Now, how to observe?
First, we just do a survey to confirm several points:
- is it a man-made problem?
- is our King safe (no check from our opponent at all)?
- where is our opponent King (black King)?
Second, look around black King, checking each square.
- Who is controlling it?
- How many times are we guarding it?
- Any piece on the square? If it's white piece, is it protected? how many times? If it's black piece blocking his King, can it move away?
For this position, c3 is our Knight, protected twice, by our pawn and Queen.
c4 is guarded once by our Queen.
c5 is guarded once by our Queen.
d5 is guarded once by our Knight.
e5 is guarded once by our Queen.

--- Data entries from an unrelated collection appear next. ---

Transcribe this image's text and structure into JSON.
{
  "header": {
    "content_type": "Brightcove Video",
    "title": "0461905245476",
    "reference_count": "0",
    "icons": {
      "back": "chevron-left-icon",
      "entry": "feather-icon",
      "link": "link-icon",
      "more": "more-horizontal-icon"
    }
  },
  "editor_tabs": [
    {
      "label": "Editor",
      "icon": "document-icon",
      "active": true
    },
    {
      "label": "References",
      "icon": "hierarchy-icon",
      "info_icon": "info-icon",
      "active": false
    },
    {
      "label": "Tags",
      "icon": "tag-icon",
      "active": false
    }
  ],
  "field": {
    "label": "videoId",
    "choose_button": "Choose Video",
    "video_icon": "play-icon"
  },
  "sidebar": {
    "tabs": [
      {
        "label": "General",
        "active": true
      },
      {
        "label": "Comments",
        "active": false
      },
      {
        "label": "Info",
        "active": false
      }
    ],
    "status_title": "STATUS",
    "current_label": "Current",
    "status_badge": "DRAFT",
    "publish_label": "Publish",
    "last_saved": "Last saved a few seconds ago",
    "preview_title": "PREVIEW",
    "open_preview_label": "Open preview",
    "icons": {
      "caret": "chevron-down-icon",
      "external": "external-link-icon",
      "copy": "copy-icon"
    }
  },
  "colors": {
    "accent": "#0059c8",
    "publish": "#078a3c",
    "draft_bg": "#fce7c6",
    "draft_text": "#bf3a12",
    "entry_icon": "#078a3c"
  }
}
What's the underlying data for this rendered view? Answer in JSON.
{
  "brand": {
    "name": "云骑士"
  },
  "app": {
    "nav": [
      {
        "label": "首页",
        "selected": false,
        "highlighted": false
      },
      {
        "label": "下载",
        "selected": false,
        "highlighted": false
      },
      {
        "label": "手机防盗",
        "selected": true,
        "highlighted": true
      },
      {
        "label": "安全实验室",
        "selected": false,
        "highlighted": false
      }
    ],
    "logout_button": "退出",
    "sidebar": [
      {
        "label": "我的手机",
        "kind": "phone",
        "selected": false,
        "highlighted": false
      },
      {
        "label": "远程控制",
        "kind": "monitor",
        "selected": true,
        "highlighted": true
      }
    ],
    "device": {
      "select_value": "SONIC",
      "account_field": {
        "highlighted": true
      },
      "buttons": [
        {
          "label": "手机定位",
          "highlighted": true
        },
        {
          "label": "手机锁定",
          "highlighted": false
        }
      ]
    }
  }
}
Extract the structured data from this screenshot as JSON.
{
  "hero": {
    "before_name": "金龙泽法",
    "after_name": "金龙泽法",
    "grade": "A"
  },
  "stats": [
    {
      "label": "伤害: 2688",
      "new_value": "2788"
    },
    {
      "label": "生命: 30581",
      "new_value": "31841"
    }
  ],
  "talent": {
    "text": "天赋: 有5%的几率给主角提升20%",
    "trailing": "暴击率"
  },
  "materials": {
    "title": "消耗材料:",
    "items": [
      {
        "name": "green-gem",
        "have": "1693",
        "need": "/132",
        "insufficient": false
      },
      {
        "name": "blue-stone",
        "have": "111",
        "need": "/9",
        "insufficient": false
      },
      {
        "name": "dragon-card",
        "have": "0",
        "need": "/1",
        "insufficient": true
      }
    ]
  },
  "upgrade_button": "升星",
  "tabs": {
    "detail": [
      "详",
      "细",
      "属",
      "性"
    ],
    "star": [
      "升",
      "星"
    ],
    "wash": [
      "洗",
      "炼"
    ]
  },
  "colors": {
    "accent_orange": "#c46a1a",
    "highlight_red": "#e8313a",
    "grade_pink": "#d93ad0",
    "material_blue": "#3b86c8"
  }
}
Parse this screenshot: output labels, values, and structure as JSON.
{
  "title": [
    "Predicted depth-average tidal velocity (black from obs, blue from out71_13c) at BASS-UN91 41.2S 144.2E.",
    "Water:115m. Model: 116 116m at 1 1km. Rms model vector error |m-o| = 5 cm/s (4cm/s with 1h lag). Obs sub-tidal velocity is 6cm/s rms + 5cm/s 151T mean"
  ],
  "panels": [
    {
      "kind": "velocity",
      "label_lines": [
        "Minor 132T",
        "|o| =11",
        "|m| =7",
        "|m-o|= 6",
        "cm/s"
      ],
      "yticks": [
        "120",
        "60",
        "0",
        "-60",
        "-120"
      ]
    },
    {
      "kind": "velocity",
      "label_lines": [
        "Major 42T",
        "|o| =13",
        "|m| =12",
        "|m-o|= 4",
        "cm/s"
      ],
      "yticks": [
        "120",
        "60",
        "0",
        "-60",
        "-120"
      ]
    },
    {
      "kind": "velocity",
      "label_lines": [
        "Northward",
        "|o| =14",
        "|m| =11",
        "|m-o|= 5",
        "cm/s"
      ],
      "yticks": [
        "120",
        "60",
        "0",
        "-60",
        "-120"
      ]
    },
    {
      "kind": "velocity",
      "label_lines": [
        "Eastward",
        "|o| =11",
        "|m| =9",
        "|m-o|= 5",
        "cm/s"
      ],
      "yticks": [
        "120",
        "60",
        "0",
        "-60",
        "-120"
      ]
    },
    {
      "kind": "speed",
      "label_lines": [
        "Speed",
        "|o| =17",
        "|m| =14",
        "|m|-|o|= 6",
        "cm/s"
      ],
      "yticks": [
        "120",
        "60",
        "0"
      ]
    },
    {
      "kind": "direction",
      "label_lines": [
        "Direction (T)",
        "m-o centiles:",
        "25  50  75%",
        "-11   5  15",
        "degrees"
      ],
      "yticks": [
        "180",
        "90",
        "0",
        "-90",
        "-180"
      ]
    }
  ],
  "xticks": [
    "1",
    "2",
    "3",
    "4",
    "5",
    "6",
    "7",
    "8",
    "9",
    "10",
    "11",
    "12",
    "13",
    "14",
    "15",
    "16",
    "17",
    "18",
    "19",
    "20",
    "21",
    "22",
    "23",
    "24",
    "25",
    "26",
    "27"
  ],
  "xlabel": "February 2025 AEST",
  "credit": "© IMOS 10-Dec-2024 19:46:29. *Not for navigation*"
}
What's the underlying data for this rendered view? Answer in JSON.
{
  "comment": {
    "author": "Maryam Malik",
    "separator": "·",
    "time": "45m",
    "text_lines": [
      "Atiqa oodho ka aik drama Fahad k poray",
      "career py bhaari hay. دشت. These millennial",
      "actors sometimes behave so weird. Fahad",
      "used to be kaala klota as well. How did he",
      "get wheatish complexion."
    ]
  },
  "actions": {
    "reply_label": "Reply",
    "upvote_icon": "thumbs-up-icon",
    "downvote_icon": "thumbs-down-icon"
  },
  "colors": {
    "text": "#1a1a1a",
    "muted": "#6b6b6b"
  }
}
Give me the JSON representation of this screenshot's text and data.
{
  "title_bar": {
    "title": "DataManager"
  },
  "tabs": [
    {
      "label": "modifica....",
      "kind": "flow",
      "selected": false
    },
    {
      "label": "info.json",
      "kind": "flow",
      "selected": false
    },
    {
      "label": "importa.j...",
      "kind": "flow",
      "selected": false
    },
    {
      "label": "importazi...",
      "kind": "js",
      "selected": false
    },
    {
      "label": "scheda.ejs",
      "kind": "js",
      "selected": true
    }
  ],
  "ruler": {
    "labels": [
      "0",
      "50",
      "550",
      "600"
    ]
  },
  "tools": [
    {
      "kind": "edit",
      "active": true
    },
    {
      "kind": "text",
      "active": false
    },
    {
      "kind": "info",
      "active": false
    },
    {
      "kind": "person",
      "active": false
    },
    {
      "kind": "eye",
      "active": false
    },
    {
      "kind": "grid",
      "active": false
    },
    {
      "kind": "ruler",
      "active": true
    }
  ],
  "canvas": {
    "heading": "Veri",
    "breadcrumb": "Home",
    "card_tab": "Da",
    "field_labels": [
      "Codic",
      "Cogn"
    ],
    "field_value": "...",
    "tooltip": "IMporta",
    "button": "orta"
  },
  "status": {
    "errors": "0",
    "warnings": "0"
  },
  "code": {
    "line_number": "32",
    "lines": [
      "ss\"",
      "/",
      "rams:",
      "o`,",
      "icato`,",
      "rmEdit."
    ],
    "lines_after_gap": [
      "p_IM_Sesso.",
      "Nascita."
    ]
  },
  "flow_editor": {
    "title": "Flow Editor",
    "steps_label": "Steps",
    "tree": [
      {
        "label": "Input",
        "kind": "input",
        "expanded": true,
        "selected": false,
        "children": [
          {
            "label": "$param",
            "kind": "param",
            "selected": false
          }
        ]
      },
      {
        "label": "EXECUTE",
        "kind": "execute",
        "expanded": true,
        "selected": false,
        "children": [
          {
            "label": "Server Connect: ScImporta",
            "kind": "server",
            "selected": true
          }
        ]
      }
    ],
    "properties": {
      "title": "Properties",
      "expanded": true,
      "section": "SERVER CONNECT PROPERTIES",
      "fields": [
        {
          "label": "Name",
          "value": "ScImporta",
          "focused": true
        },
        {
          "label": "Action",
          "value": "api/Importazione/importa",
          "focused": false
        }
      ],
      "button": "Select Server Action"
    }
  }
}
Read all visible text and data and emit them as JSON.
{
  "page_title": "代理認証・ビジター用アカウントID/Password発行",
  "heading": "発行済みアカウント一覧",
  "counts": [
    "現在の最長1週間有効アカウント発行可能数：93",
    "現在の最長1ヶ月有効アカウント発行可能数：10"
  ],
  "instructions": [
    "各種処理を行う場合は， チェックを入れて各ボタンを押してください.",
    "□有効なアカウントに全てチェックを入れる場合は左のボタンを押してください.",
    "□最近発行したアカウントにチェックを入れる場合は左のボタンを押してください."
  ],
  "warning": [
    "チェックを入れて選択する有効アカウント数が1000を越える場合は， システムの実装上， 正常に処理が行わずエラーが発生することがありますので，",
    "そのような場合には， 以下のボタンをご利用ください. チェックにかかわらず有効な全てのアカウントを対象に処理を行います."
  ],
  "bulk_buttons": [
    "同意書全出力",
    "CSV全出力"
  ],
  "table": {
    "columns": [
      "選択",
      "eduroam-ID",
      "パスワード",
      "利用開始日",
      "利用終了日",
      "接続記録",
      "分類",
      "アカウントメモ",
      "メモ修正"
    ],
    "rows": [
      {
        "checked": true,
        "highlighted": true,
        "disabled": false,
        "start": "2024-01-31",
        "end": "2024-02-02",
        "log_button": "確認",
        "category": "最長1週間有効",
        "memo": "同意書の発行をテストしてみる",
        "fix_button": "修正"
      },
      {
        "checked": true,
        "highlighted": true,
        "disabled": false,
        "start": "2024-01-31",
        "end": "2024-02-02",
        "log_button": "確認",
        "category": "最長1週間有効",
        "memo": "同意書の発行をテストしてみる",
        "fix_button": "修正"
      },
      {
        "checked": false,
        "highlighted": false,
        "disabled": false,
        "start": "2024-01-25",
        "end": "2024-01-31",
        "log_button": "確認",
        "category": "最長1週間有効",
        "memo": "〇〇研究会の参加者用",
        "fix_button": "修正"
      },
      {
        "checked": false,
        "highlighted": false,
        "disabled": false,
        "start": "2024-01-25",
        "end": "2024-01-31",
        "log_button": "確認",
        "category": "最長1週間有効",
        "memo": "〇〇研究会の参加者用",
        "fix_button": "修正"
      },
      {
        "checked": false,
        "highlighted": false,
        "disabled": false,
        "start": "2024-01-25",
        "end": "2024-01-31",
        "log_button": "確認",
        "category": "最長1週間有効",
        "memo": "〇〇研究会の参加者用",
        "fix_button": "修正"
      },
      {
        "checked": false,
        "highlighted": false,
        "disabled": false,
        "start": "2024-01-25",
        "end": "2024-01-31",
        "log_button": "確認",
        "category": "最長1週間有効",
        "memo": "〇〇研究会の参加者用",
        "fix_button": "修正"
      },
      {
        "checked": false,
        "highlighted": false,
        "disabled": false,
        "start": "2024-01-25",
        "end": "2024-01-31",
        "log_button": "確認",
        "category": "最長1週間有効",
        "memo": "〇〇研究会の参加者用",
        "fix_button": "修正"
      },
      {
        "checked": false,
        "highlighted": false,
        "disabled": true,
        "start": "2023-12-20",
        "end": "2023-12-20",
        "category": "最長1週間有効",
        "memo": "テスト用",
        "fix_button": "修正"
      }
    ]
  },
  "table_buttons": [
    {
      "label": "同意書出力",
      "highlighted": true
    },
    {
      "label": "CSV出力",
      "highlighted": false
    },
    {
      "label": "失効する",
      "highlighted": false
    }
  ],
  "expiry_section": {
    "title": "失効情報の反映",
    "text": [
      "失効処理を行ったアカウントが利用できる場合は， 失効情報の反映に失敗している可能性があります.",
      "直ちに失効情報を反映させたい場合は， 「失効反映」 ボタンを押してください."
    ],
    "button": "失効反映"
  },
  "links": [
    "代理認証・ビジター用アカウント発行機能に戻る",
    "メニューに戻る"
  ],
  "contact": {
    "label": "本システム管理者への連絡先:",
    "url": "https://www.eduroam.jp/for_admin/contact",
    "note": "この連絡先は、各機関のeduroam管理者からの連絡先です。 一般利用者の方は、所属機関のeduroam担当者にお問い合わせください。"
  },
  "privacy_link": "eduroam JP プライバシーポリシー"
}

e4 is guarded twice by our Knight and Bishop.
e3 is black pawn, can take our d2 pawn. But the square is still guarded by our Rook.
d3 is guarded once by Bishop.
Any square guarded only once will be our concern. Overall this is a very weak position, because there are too many squares that are only guarded once.
Our Bishop on b1 will not move, because it doesn't help anything and expose our King to a check, which will delay our mate in 2. And no one can block b1-e4 diagonal. So d3 and e4 can be considered as completely guarded.
(to be continued)